entioning the subject, the sculptor surprised me by saying that he had at his home, in Philadelphia, a printed copy of the verses, taken from a newspaper some years previous.
The President inquired if they were published in any connection with his name.
Mr. Swayne said that they purported to have been written by Abraham Lincoln.
I have heard of that before, and that is why I asked, returned the President.
But there is no truth in it. The poem was first shown to me by a young man named Jason Duncan, many years ago.
The sculptor was using for a studio the office of the Solicitor of the Treasury Department, an irregular room, packed nearly full of law books.
Seating myself, I believe, upon a pile of these at Mr. Lincoln's feet, he kindly repeated the lines, which I wrote down, one by one, as they fell from his lips:--
why should the spirit of mortal be proud?

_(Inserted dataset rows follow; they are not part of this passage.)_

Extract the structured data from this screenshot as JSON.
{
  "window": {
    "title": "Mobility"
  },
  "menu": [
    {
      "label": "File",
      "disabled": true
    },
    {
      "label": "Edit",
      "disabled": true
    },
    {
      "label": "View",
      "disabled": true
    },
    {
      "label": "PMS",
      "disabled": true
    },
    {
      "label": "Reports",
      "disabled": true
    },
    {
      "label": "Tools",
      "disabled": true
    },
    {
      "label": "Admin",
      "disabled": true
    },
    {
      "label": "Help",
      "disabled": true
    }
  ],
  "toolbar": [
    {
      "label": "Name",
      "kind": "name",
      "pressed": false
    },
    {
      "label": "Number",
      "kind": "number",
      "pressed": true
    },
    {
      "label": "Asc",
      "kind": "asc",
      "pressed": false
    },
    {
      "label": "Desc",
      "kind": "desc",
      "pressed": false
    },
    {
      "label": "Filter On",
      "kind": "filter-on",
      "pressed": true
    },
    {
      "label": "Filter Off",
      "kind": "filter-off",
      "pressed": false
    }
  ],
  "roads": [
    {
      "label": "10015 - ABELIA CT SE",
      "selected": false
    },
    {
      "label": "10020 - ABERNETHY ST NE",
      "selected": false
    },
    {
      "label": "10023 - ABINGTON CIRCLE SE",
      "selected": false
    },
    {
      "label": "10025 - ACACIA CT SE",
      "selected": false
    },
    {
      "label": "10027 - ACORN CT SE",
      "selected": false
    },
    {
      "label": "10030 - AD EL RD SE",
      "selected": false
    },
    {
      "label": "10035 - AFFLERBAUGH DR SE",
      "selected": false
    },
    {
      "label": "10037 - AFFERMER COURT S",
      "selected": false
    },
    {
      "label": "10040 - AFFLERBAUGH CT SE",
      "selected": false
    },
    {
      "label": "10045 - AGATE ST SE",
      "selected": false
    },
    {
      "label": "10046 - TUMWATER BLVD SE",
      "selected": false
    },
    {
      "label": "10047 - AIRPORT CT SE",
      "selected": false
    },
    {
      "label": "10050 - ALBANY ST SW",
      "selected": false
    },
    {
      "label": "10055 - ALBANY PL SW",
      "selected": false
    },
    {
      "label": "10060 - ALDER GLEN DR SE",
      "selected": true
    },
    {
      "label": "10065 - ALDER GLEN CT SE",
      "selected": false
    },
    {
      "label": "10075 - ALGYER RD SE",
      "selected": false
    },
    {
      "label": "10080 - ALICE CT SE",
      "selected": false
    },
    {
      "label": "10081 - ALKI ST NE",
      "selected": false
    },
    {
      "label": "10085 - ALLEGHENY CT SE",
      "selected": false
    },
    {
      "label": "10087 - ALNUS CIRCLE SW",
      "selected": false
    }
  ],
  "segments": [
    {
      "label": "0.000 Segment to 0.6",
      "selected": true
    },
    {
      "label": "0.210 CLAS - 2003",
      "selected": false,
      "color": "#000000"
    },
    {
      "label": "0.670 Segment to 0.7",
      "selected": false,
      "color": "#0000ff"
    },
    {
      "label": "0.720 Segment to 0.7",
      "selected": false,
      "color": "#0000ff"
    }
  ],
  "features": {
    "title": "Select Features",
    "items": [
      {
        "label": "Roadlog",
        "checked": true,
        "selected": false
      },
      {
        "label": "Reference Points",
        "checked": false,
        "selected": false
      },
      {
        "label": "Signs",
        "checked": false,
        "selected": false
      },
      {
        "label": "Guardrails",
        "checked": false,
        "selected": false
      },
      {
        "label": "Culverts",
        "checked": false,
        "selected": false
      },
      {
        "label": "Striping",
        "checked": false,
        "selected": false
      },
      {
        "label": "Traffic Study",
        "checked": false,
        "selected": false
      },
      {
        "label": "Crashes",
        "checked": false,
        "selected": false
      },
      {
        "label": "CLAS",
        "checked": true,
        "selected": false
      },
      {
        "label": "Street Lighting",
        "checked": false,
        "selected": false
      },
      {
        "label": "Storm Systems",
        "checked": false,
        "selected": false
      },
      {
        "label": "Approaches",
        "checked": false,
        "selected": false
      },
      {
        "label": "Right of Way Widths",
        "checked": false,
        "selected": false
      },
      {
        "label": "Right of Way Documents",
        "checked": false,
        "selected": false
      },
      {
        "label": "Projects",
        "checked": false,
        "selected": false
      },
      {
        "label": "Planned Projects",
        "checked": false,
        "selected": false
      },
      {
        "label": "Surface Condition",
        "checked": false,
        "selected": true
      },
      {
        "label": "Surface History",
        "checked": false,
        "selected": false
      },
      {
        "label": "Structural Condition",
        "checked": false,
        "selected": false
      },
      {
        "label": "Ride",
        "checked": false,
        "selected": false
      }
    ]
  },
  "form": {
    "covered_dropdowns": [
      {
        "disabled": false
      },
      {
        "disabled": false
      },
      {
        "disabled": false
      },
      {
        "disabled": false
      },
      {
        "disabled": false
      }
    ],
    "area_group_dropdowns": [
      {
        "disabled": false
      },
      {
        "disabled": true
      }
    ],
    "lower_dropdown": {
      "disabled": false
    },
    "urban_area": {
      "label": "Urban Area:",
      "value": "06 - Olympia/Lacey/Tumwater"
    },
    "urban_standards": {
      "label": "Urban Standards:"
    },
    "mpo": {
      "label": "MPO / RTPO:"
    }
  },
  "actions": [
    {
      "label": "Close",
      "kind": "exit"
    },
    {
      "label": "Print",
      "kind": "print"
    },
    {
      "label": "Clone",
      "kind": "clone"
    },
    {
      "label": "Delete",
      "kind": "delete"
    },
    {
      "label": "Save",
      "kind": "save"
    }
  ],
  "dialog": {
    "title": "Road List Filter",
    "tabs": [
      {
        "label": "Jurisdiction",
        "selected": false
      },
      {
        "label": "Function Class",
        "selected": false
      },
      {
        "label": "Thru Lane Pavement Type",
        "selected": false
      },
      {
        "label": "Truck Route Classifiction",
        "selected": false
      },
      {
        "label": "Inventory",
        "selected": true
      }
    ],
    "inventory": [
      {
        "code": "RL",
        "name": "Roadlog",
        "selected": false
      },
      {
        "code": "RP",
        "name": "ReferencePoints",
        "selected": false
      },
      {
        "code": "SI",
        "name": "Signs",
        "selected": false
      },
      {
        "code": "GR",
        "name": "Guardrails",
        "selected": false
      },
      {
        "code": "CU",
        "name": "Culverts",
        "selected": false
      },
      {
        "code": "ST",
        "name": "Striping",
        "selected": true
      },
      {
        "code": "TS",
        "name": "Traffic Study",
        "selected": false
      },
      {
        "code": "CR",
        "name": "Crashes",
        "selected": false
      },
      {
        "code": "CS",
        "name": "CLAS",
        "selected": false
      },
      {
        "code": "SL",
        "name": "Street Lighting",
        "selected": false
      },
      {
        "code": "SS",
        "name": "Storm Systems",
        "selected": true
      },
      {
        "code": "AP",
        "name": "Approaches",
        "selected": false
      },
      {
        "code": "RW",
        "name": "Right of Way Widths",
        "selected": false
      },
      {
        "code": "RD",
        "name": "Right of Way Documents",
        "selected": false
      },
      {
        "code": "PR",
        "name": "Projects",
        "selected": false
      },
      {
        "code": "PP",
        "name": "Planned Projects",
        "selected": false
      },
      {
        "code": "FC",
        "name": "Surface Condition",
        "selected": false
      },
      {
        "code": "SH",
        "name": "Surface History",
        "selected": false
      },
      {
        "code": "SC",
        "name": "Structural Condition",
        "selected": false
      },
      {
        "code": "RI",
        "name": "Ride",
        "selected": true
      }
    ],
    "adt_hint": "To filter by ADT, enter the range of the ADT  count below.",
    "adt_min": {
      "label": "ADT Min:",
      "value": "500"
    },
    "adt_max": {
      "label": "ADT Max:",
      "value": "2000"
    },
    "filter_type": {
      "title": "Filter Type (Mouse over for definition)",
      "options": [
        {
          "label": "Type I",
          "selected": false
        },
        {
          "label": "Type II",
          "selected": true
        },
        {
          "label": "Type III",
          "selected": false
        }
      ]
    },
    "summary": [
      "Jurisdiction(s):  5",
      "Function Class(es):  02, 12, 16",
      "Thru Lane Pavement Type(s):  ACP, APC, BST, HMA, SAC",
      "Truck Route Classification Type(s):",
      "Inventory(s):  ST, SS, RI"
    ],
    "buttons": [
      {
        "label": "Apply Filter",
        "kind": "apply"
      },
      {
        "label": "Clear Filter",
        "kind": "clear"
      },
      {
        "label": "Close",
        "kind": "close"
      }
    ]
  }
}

the authorship of this poem has been made known since this publication in the evening post. it was written by W